If a couple has an increased risk for aneuploidy, all they used to be able to do to prevent the birth of an affected baby was prenatal diagnosis in the already pregnant woman with amniocentesis or chorionic villus sampling (CVS). These procedures can detect the presence of the abnormal chromosome in the fetus, but if present, the only alternative to having an abnormal child is to abort the pregnancy. Now for those who would not consider pregnancy termination, PGS may be an acceptable alternative. With IVF/PGS, embryos can be screened in the laboratory for a specific chromosomal problem and only embryos thought not to be affected with the condition in question are transferred into the mother.


The initial part of the IVF cycle is carried out in the same way as for infertility and consists of five basic steps:

  • Ripening of the eggs
  • Retrieval of the eggs
  • Fertilization of the eggs and growth of the resulting embryos
  • Biopsy of the embryos and CGH to screen the embryos for chromosomal abnormalities
  • Freezing of the embryos to get the test results and transferring unaffected embryos in a frozen embryo cycle (FET).
    (In some cases it is possible to get the results quickly and transfer on Day 6 of the fresh cycle)

The most common PGS protocol used today is to biopsy the embryo on the fifth day (trophectoderm-precursor of the placenta biopsy) after the egg has been fertilized. Our embryologist removes a few cells from each multi-celled embryo (> 100 cells). The biopsied cells, containing the chromosomes representing that embryo, are specially prepared and couriered to the genetics laboratory.

RPMG uses comparative genomic hybridization (CGH) for chromosome screening of embryos, including for sex selection. CGH is a technique that involves amplifying the DNA and uses many thousands of probes to check all 23 chromosome pairs. As long as an intact nucleus is biopsied, it is virtually error-free, whereas with the older technique, fluorescence in-situ hybridization (FISH), many errors could occur because FISH relies on binding of a single probe to each chromosome, and there are potential cell fixation artifacts, overlapping signals, and a subjective microscopic analysis is required. FISH also cannot analyze all chromosomes. It takes 24-48 hours to obtain the results from CGH.
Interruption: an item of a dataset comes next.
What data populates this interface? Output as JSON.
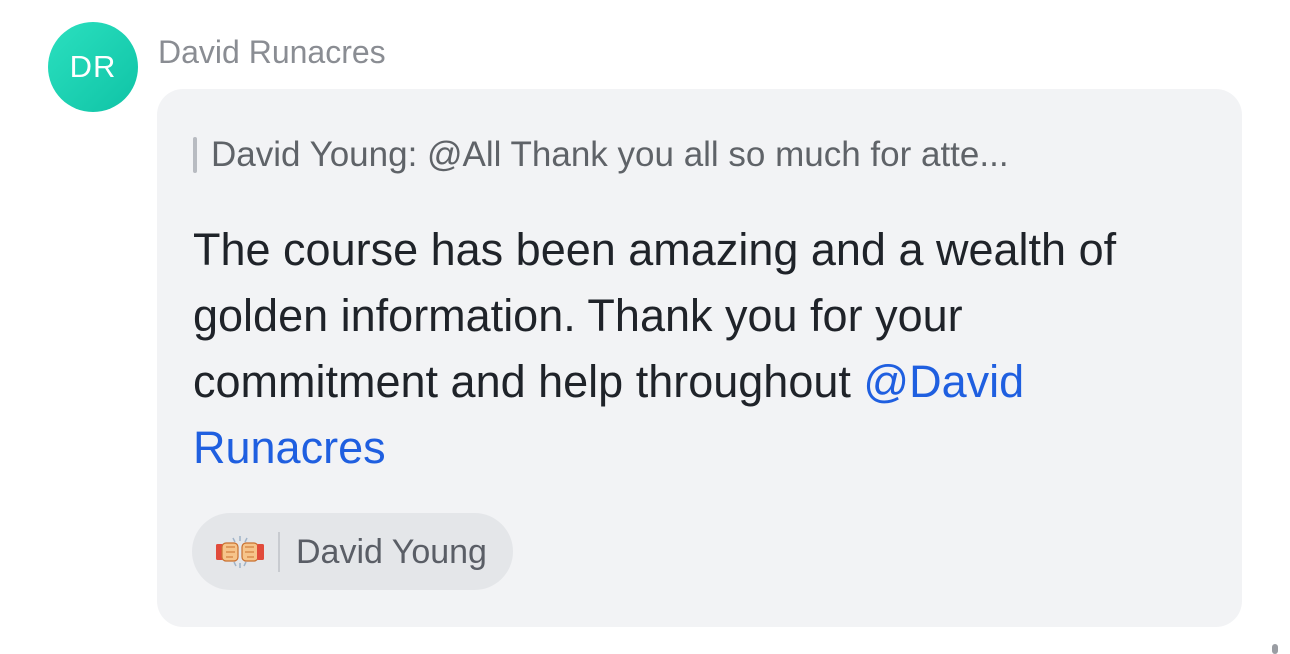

Because of the time it takes to do CGH, this most often requires freezing of the embryos by vitrification and later transfer in a frozen embryo cycle. This technique should make the chance of a healthy live birth from a single embryo transfer of a known chromosomally normal embryo very high while minimizing the chance of twins.


Considering that the determination of the well-being of an embryo in a Day 5 biopsy is being made on the basis of the evaluating the chromosomes in just a few cells of a >100 cell embryo and the results are being interpreted very rapidly, the estimated misdiagnosis rate using CGH for aneuploidy is remarkably low (< 0.01%).

A misdiagnosis may occur if the cells removed are not representative of the major cell line in that embryo. In other words, not all the cells in an early embryo are identical. The medical term for this is mosaicism. Also CGH is not able to discern an embryo with extra copies of all chromosomes (polyploidy), nor is it able to discern a balanced translocation. Another obvious concern is the possibility of injury to an embryo during the biopsy procedure which potentially could lead to lower success rates in PGS cases, but this is less likely with the Day 5 biopsy than with the Day 3. Other concerns include unanswered long-term health consequences of IVF-PGS for the mothers and resulting children, as well as the risk of multiple pregnancies posing additional potential risks to the mother and offspring.


The alternative to IVF-PGS is for a couple to achieve a pregnancy naturally, or through conventional fertility treatment, and to rely on prenatal diagnosis through chorionic villus sampling (CVS) or amniocentesis using similar molecular diagnostic techniques. With these techniques, more material can be sampled from a pregnancy and more time taken for interpretation. Misdiagnosis may also occur, but less frequently than with PGS. However, the only options for the couple at this time are either giving birth to a child with the defect, or termination of the pregnancy.